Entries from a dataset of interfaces
<<<<

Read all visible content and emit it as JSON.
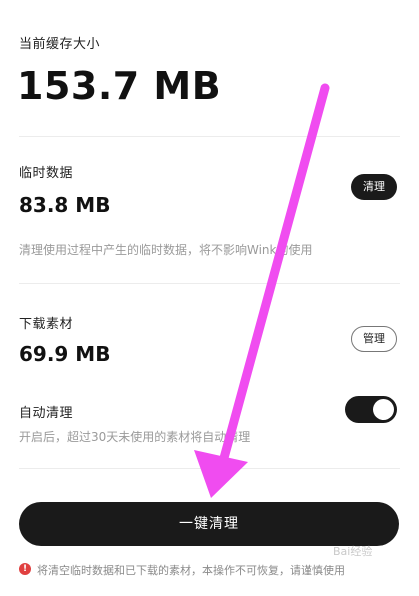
{
  "cache": {
    "title": "当前缓存大小",
    "total": "153.7 MB"
  },
  "temp": {
    "label": "临时数据",
    "size": "83.8 MB",
    "button": "清理",
    "desc": "清理使用过程中产生的临时数据，将不影响Wink的使用"
  },
  "downloads": {
    "label": "下载素材",
    "size": "69.9 MB",
    "button": "管理"
  },
  "auto_clean": {
    "label": "自动清理",
    "desc": "开启后，超过30天未使用的素材将自动清理",
    "enabled": true
  },
  "main_button": "一键清理",
  "warning": {
    "icon": "!",
    "text": "将清空临时数据和已下载的素材，本操作不可恢复，请谨慎使用"
  },
  "watermark": "Bai经验",
  "colors": {
    "accent": "#1a1a1a",
    "arrow": "#f04cf0",
    "warn": "#e04040"
  }
}
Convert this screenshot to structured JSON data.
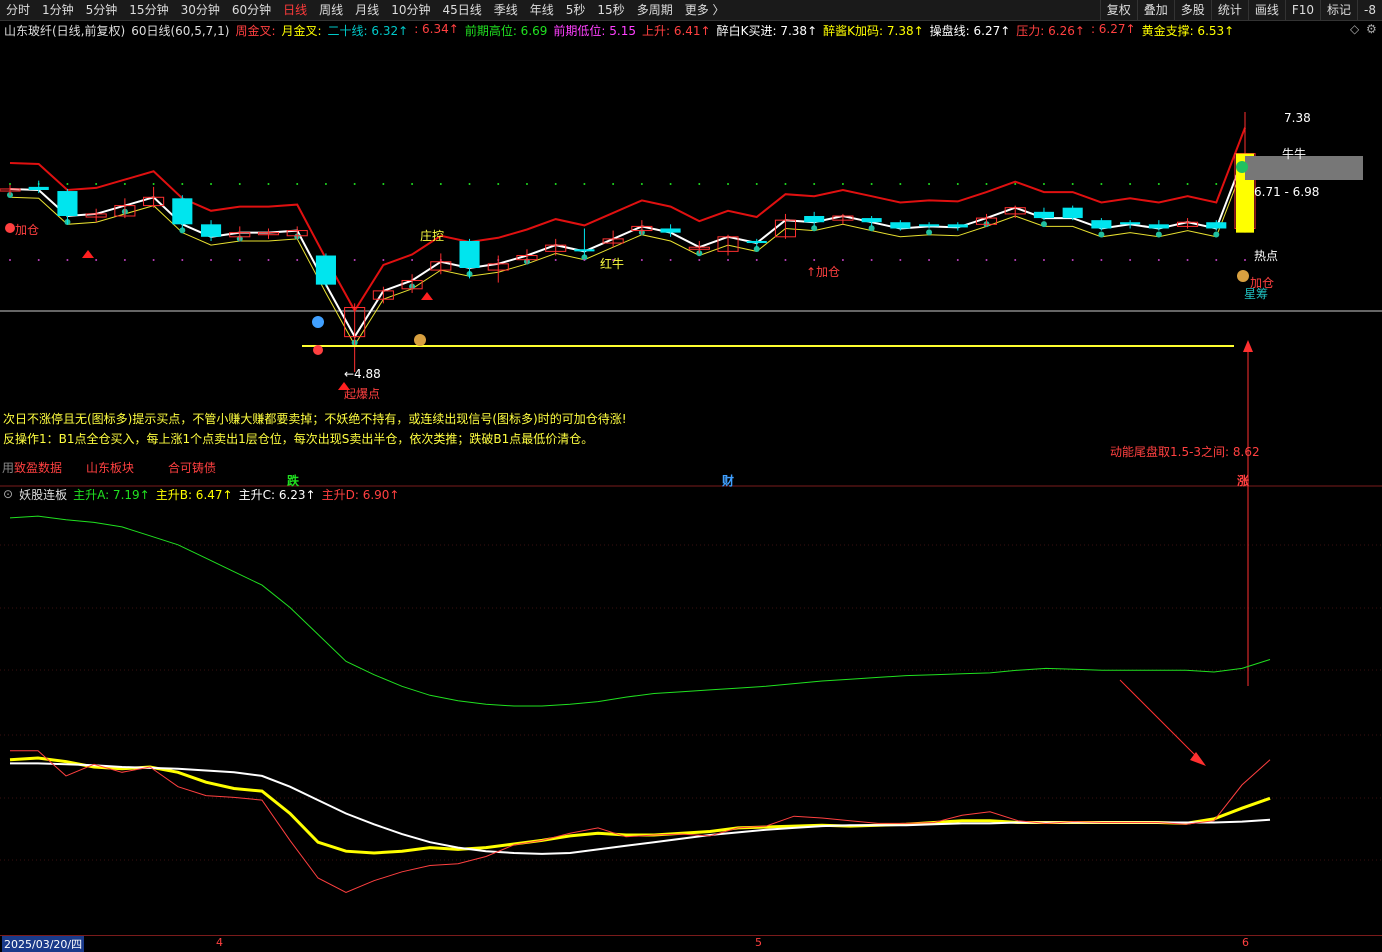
{
  "toolbar": {
    "periods": [
      "分时",
      "1分钟",
      "5分钟",
      "15分钟",
      "30分钟",
      "60分钟",
      "日线",
      "周线",
      "月线",
      "10分钟",
      "45日线",
      "季线",
      "年线",
      "5秒",
      "15秒",
      "多周期",
      "更多 〉"
    ],
    "active": "日线",
    "right_buttons": [
      "复权",
      "叠加",
      "多股",
      "统计",
      "画线",
      "F10",
      "标记",
      "-8"
    ]
  },
  "infobar": {
    "stock": "山东玻纤(日线,前复权)",
    "indicator": "60日线(60,5,7,1)",
    "items": [
      {
        "text": "周金叉:",
        "color": "#ff4040"
      },
      {
        "text": "月金叉:",
        "color": "#ffff00"
      },
      {
        "text": "二十线: 6.32↑",
        "color": "#00c8c8"
      },
      {
        "text": ": 6.34↑",
        "color": "#ff4040"
      },
      {
        "text": "前期高位: 6.69",
        "color": "#20e020"
      },
      {
        "text": "前期低位: 5.15",
        "color": "#ff40ff"
      },
      {
        "text": "上升: 6.41↑",
        "color": "#ff4040"
      },
      {
        "text": "醉白K买进: 7.38↑",
        "color": "#ffffff"
      },
      {
        "text": "醉酱K加码: 7.38↑",
        "color": "#ffff00"
      },
      {
        "text": "操盘线: 6.27↑",
        "color": "#ffffff"
      },
      {
        "text": "压力: 6.26↑",
        "color": "#ff4040"
      },
      {
        "text": ": 6.27↑",
        "color": "#ff4040"
      },
      {
        "text": "黄金支撑: 6.53↑",
        "color": "#ffff00"
      }
    ]
  },
  "controls": [
    "◇",
    "⚙"
  ],
  "annotations": {
    "jiacang1": "加仓",
    "zhuangkong": "庄控",
    "hongniu": "红牛",
    "jiacang2": "↑加仓",
    "price_high": "7.38",
    "range": "6.71 - 6.98",
    "niuniu": "牛牛",
    "redian": "热点",
    "jiacang3": "加仓",
    "xingchou": "星筹",
    "price_low": "←4.88",
    "qibaodian": "起爆点"
  },
  "notes": {
    "line1": "次日不涨停且无(图标多)提示买点，不管小赚大赚都要卖掉；不妖绝不持有，或连续出现信号(图标多)时的可加仓待涨!",
    "line2": "反操作1：B1点全仓买入，每上涨1个点卖出1层仓位，每次出现S卖出半仓，依次类推；跌破B1点最低价清仓。",
    "momentum": "动能尾盘取1.5-3之间:   8.62",
    "tags": [
      {
        "text": "用",
        "color": "#888"
      },
      {
        "text": "致盈数据",
        "color": "#ff4040"
      },
      {
        "text": "山东板块",
        "color": "#ff4040"
      },
      {
        "text": "合可铸债",
        "color": "#ff4040"
      }
    ],
    "markers": [
      {
        "text": "跌",
        "color": "#20e020"
      },
      {
        "text": "财",
        "color": "#40a0ff"
      },
      {
        "text": "涨",
        "color": "#ff4040"
      }
    ]
  },
  "sub_legend": {
    "title": "妖股连板",
    "items": [
      {
        "text": "主升A: 7.19↑",
        "color": "#20e020"
      },
      {
        "text": "主升B: 6.47↑",
        "color": "#ffff00"
      },
      {
        "text": "主升C: 6.23↑",
        "color": "#ffffff"
      },
      {
        "text": "主升D: 6.90↑",
        "color": "#ff4040"
      }
    ]
  },
  "bottom_axis": {
    "date": "2025/03/20/四",
    "months": [
      "4",
      "5",
      "6"
    ]
  },
  "chart_data": [
    {
      "type": "candlestick",
      "title": "山东玻纤(日线,前复权)",
      "annotated_high": 7.38,
      "annotated_low": 4.88,
      "annotated_range": [
        6.71,
        6.98
      ],
      "candles": [
        {
          "o": 6.62,
          "c": 6.64,
          "h": 6.68,
          "l": 6.58,
          "up": true
        },
        {
          "o": 6.66,
          "c": 6.63,
          "h": 6.72,
          "l": 6.6,
          "up": false
        },
        {
          "o": 6.62,
          "c": 6.38,
          "h": 6.64,
          "l": 6.3,
          "up": false
        },
        {
          "o": 6.37,
          "c": 6.4,
          "h": 6.45,
          "l": 6.32,
          "up": true
        },
        {
          "o": 6.38,
          "c": 6.48,
          "h": 6.55,
          "l": 6.36,
          "up": true
        },
        {
          "o": 6.48,
          "c": 6.56,
          "h": 6.66,
          "l": 6.46,
          "up": true
        },
        {
          "o": 6.55,
          "c": 6.3,
          "h": 6.58,
          "l": 6.26,
          "up": false
        },
        {
          "o": 6.3,
          "c": 6.18,
          "h": 6.34,
          "l": 6.14,
          "up": false
        },
        {
          "o": 6.18,
          "c": 6.22,
          "h": 6.28,
          "l": 6.14,
          "up": true
        },
        {
          "o": 6.2,
          "c": 6.22,
          "h": 6.26,
          "l": 6.16,
          "up": true
        },
        {
          "o": 6.19,
          "c": 6.24,
          "h": 6.28,
          "l": 6.16,
          "up": true
        },
        {
          "o": 6.0,
          "c": 5.72,
          "h": 6.02,
          "l": 5.7,
          "up": false
        },
        {
          "o": 5.5,
          "c": 5.22,
          "h": 5.54,
          "l": 4.88,
          "up": true
        },
        {
          "o": 5.58,
          "c": 5.66,
          "h": 5.7,
          "l": 5.54,
          "up": true
        },
        {
          "o": 5.68,
          "c": 5.76,
          "h": 5.82,
          "l": 5.64,
          "up": true
        },
        {
          "o": 5.86,
          "c": 5.94,
          "h": 6.02,
          "l": 5.82,
          "up": true
        },
        {
          "o": 6.14,
          "c": 5.88,
          "h": 6.16,
          "l": 5.78,
          "up": false
        },
        {
          "o": 5.86,
          "c": 5.92,
          "h": 6.0,
          "l": 5.74,
          "up": true
        },
        {
          "o": 5.96,
          "c": 6.0,
          "h": 6.06,
          "l": 5.92,
          "up": true
        },
        {
          "o": 6.04,
          "c": 6.1,
          "h": 6.16,
          "l": 6.0,
          "up": true
        },
        {
          "o": 6.06,
          "c": 6.04,
          "h": 6.26,
          "l": 6.0,
          "up": false
        },
        {
          "o": 6.12,
          "c": 6.16,
          "h": 6.24,
          "l": 6.08,
          "up": true
        },
        {
          "o": 6.24,
          "c": 6.28,
          "h": 6.34,
          "l": 6.2,
          "up": true
        },
        {
          "o": 6.26,
          "c": 6.22,
          "h": 6.3,
          "l": 6.18,
          "up": false
        },
        {
          "o": 6.06,
          "c": 6.08,
          "h": 6.14,
          "l": 6.02,
          "up": true
        },
        {
          "o": 6.04,
          "c": 6.18,
          "h": 6.2,
          "l": 6.0,
          "up": true
        },
        {
          "o": 6.14,
          "c": 6.12,
          "h": 6.16,
          "l": 6.08,
          "up": false
        },
        {
          "o": 6.18,
          "c": 6.34,
          "h": 6.4,
          "l": 6.16,
          "up": true
        },
        {
          "o": 6.38,
          "c": 6.32,
          "h": 6.42,
          "l": 6.28,
          "up": false
        },
        {
          "o": 6.34,
          "c": 6.38,
          "h": 6.4,
          "l": 6.3,
          "up": true
        },
        {
          "o": 6.36,
          "c": 6.32,
          "h": 6.38,
          "l": 6.28,
          "up": false
        },
        {
          "o": 6.32,
          "c": 6.26,
          "h": 6.34,
          "l": 6.24,
          "up": false
        },
        {
          "o": 6.3,
          "c": 6.28,
          "h": 6.32,
          "l": 6.26,
          "up": false
        },
        {
          "o": 6.3,
          "c": 6.27,
          "h": 6.32,
          "l": 6.24,
          "up": false
        },
        {
          "o": 6.3,
          "c": 6.36,
          "h": 6.4,
          "l": 6.28,
          "up": true
        },
        {
          "o": 6.4,
          "c": 6.46,
          "h": 6.48,
          "l": 6.36,
          "up": true
        },
        {
          "o": 6.42,
          "c": 6.36,
          "h": 6.46,
          "l": 6.34,
          "up": false
        },
        {
          "o": 6.46,
          "c": 6.36,
          "h": 6.48,
          "l": 6.34,
          "up": false
        },
        {
          "o": 6.34,
          "c": 6.26,
          "h": 6.36,
          "l": 6.24,
          "up": false
        },
        {
          "o": 6.32,
          "c": 6.3,
          "h": 6.34,
          "l": 6.26,
          "up": false
        },
        {
          "o": 6.3,
          "c": 6.26,
          "h": 6.34,
          "l": 6.24,
          "up": false
        },
        {
          "o": 6.28,
          "c": 6.32,
          "h": 6.36,
          "l": 6.26,
          "up": true
        },
        {
          "o": 6.32,
          "c": 6.26,
          "h": 6.34,
          "l": 6.24,
          "up": false
        },
        {
          "o": 6.26,
          "c": 6.98,
          "h": 7.38,
          "l": 6.22,
          "up": true
        }
      ]
    },
    {
      "type": "line",
      "title": "妖股连板",
      "series": [
        {
          "name": "主升A",
          "color": "#20e020",
          "values": [
            9.6,
            9.62,
            9.58,
            9.55,
            9.5,
            9.4,
            9.3,
            9.15,
            9.0,
            8.85,
            8.6,
            8.3,
            8.0,
            7.85,
            7.72,
            7.62,
            7.56,
            7.52,
            7.5,
            7.5,
            7.52,
            7.55,
            7.6,
            7.64,
            7.66,
            7.68,
            7.7,
            7.72,
            7.75,
            7.78,
            7.8,
            7.82,
            7.84,
            7.85,
            7.86,
            7.87,
            7.9,
            7.92,
            7.91,
            7.9,
            7.9,
            7.9,
            7.9,
            7.88,
            7.92,
            8.02
          ]
        },
        {
          "name": "主升B",
          "color": "#ffff00",
          "values": [
            6.9,
            6.92,
            6.88,
            6.82,
            6.8,
            6.82,
            6.76,
            6.65,
            6.58,
            6.55,
            6.3,
            5.98,
            5.88,
            5.86,
            5.88,
            5.92,
            5.9,
            5.92,
            5.96,
            6.0,
            6.05,
            6.08,
            6.06,
            6.06,
            6.08,
            6.1,
            6.14,
            6.15,
            6.16,
            6.17,
            6.16,
            6.17,
            6.18,
            6.2,
            6.22,
            6.22,
            6.2,
            6.2,
            6.2,
            6.2,
            6.2,
            6.2,
            6.19,
            6.24,
            6.36,
            6.47
          ]
        },
        {
          "name": "主升C",
          "color": "#ffffff",
          "values": [
            6.86,
            6.86,
            6.85,
            6.84,
            6.82,
            6.81,
            6.8,
            6.78,
            6.76,
            6.72,
            6.6,
            6.45,
            6.3,
            6.18,
            6.07,
            5.98,
            5.92,
            5.88,
            5.86,
            5.85,
            5.86,
            5.9,
            5.94,
            5.98,
            6.02,
            6.06,
            6.09,
            6.12,
            6.14,
            6.16,
            6.17,
            6.17,
            6.17,
            6.18,
            6.19,
            6.19,
            6.2,
            6.2,
            6.2,
            6.2,
            6.2,
            6.2,
            6.2,
            6.2,
            6.21,
            6.23
          ]
        },
        {
          "name": "主升D",
          "color": "#ff4040",
          "values": [
            7.0,
            7.0,
            6.72,
            6.85,
            6.76,
            6.82,
            6.6,
            6.5,
            6.48,
            6.45,
            6.0,
            5.58,
            5.42,
            5.55,
            5.65,
            5.72,
            5.74,
            5.82,
            5.95,
            6.0,
            6.08,
            6.14,
            6.04,
            6.06,
            6.07,
            6.05,
            6.14,
            6.16,
            6.27,
            6.25,
            6.22,
            6.19,
            6.19,
            6.2,
            6.28,
            6.32,
            6.22,
            6.19,
            6.21,
            6.2,
            6.2,
            6.2,
            6.18,
            6.22,
            6.62,
            6.9
          ]
        }
      ]
    }
  ]
}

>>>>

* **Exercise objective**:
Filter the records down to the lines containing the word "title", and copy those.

* **Solved problem**:
    "title": "当前缓存大小",
    "title": "妖股连板",
      "title": "山东玻纤(日线,前复权)",
      "title": "妖股连板",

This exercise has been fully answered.